(Dataset items)

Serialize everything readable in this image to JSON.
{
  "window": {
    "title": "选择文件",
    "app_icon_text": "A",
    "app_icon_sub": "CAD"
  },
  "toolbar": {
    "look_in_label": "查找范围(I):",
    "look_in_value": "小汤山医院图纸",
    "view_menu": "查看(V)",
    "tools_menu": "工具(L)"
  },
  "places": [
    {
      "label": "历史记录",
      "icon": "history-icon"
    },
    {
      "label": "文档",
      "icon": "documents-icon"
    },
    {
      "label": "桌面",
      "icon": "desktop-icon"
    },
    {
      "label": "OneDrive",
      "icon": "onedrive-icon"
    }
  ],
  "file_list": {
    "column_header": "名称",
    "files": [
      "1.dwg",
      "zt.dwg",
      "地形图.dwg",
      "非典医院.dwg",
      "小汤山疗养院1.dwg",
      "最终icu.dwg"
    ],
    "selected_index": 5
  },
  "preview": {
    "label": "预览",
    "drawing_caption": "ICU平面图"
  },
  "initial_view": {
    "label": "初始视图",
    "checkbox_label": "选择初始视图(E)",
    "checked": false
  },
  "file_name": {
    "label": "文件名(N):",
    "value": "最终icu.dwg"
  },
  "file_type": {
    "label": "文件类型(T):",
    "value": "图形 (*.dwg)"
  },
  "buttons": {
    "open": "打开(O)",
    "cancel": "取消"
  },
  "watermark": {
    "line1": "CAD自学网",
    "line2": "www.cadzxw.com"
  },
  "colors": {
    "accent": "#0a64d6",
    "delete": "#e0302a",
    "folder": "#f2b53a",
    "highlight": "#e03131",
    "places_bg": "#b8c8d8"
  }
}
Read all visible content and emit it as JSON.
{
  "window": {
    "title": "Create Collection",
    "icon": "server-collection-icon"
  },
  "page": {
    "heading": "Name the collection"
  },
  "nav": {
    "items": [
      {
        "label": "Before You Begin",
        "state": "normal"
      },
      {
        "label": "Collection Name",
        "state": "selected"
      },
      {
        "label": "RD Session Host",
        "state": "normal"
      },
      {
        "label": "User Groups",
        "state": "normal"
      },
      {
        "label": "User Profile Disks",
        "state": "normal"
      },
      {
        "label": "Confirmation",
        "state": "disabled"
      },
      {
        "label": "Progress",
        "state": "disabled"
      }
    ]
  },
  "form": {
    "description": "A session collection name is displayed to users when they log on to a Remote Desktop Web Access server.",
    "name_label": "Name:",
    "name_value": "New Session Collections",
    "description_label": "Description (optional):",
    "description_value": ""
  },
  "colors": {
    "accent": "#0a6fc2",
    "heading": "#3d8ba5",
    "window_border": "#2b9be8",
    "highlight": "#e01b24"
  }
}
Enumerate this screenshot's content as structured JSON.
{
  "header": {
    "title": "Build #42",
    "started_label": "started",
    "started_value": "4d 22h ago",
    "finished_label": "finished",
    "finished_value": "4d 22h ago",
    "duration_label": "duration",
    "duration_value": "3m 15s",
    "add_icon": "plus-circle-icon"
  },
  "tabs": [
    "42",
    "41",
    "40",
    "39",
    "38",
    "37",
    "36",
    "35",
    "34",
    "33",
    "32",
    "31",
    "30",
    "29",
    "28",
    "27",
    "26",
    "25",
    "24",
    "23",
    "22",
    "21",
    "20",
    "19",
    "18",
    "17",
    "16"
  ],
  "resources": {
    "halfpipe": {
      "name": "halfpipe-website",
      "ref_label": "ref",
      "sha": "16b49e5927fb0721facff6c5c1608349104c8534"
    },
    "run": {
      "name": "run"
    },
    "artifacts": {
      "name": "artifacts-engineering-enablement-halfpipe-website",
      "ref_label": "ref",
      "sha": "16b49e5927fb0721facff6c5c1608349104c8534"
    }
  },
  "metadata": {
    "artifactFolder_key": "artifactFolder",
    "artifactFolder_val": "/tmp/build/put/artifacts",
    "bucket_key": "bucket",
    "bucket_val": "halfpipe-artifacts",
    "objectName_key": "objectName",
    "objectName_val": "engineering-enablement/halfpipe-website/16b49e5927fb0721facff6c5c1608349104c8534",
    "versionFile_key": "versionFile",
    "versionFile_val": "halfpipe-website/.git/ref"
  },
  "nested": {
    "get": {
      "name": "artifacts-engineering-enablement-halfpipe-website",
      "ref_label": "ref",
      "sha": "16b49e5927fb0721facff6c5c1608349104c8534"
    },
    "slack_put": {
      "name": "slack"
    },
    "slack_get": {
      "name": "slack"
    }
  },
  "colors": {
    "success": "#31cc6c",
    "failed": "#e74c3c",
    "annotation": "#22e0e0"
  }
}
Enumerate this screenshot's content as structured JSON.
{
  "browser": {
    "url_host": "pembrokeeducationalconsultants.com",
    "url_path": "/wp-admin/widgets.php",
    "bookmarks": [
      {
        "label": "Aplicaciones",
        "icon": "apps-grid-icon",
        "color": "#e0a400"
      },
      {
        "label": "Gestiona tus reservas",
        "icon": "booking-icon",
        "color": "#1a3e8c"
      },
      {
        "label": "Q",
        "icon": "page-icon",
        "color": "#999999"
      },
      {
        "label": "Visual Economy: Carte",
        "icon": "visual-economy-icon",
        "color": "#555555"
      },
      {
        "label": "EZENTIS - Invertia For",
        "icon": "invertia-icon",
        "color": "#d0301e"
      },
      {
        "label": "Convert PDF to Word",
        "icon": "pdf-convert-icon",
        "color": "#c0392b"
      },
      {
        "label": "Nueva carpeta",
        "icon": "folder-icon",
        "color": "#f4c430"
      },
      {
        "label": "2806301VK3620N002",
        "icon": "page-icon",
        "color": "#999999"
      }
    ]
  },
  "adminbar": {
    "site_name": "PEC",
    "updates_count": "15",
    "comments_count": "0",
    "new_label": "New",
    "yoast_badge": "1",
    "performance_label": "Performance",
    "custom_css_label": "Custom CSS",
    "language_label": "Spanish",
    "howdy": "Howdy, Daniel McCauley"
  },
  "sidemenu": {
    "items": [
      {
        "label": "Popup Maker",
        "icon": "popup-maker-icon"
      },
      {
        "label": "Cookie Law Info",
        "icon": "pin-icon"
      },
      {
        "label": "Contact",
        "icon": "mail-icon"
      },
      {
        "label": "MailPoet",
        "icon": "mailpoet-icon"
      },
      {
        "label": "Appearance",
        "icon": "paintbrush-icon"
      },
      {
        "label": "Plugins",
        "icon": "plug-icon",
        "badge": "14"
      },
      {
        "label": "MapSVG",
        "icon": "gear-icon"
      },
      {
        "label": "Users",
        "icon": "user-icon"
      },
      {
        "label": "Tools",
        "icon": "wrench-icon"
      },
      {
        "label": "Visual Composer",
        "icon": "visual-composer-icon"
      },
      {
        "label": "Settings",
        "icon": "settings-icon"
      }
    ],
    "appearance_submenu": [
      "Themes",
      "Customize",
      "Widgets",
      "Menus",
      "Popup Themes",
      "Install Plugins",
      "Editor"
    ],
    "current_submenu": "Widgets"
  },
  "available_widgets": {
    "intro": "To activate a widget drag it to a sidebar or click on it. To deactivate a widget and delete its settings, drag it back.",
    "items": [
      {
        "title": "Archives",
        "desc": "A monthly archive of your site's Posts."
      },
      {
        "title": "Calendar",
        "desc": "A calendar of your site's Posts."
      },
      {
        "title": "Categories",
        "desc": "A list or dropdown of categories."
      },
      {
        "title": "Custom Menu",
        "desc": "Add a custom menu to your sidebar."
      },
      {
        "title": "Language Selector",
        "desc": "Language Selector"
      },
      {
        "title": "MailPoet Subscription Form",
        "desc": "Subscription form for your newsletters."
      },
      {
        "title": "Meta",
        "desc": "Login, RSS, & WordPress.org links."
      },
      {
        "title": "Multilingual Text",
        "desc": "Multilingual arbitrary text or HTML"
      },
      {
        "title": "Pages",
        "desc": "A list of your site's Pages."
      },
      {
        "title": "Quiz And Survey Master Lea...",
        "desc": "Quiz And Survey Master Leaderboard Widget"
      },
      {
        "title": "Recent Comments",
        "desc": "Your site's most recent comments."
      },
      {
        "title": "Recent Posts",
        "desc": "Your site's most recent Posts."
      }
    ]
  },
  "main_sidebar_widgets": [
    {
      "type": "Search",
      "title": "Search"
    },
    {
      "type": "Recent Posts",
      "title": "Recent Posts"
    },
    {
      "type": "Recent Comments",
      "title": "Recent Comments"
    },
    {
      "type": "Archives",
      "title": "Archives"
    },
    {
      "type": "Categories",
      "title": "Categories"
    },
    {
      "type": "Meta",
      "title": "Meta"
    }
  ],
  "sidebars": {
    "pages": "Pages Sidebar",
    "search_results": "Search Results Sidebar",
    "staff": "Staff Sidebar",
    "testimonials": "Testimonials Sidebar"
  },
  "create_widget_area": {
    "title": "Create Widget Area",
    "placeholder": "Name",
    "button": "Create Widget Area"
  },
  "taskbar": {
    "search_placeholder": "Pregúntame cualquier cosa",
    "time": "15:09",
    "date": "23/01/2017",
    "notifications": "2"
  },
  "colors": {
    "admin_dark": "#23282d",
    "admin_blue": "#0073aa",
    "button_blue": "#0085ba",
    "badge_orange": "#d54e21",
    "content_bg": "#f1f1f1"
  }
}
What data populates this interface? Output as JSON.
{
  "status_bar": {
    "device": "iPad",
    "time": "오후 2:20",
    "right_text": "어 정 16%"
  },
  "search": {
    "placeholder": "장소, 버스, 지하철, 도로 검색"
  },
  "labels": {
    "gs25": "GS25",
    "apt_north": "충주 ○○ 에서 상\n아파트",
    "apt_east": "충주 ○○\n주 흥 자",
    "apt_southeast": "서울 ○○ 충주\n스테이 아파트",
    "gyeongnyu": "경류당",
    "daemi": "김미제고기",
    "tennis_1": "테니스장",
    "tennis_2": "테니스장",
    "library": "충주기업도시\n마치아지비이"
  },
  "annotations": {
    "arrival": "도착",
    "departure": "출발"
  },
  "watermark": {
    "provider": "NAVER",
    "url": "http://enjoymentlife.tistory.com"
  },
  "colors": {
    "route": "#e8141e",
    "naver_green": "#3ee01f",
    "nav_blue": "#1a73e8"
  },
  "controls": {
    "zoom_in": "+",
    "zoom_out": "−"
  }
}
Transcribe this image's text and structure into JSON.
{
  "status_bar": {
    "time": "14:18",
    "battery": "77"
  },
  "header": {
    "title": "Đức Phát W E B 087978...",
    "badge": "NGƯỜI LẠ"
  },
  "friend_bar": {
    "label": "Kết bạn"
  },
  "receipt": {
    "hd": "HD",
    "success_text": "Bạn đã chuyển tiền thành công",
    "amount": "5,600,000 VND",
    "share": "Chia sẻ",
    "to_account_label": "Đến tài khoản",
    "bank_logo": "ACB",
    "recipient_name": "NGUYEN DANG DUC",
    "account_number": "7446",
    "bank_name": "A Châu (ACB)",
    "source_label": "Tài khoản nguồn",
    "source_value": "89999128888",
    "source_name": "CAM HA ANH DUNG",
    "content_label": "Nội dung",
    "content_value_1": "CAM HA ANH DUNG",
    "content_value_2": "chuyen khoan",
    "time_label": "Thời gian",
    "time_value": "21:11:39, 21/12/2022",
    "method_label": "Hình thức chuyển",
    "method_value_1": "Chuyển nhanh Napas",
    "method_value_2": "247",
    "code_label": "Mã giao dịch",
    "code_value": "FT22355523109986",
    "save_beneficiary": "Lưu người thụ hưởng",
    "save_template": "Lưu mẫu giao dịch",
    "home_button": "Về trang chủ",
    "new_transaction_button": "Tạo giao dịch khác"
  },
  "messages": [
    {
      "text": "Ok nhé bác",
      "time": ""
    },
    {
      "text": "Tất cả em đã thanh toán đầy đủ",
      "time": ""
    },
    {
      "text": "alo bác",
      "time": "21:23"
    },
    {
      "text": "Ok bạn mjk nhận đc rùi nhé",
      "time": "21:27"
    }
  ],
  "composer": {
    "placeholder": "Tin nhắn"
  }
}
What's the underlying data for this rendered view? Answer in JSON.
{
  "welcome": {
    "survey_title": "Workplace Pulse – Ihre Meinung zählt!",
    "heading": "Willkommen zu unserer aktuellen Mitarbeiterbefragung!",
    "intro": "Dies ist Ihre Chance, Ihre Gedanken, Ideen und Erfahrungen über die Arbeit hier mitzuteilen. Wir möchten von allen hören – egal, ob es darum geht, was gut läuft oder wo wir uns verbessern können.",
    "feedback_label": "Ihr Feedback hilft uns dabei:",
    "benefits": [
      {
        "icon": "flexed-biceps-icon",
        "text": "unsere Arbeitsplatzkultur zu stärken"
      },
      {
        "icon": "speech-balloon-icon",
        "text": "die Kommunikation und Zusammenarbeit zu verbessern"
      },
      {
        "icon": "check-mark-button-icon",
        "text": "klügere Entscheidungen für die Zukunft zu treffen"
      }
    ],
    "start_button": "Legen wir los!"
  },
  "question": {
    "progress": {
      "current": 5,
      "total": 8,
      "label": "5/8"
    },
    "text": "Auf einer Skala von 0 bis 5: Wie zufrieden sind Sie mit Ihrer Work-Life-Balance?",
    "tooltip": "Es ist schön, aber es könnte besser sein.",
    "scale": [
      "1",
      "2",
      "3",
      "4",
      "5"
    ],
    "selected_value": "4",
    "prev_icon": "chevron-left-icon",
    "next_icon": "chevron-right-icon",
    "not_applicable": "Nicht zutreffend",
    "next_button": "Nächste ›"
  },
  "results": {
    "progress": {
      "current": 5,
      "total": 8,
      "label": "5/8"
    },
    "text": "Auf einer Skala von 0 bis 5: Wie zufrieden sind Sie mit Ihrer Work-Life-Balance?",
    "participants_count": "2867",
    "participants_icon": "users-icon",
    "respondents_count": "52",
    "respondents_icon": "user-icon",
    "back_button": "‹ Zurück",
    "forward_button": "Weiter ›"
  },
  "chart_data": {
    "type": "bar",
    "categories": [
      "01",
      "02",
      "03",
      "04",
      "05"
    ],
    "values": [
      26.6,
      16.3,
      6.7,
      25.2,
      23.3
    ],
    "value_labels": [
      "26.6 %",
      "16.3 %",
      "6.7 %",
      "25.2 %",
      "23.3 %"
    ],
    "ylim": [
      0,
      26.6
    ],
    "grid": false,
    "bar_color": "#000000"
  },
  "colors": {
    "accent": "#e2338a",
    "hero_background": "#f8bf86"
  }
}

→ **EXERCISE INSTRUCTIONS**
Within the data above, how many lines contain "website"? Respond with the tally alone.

→ **OUTPUT BELOW**
5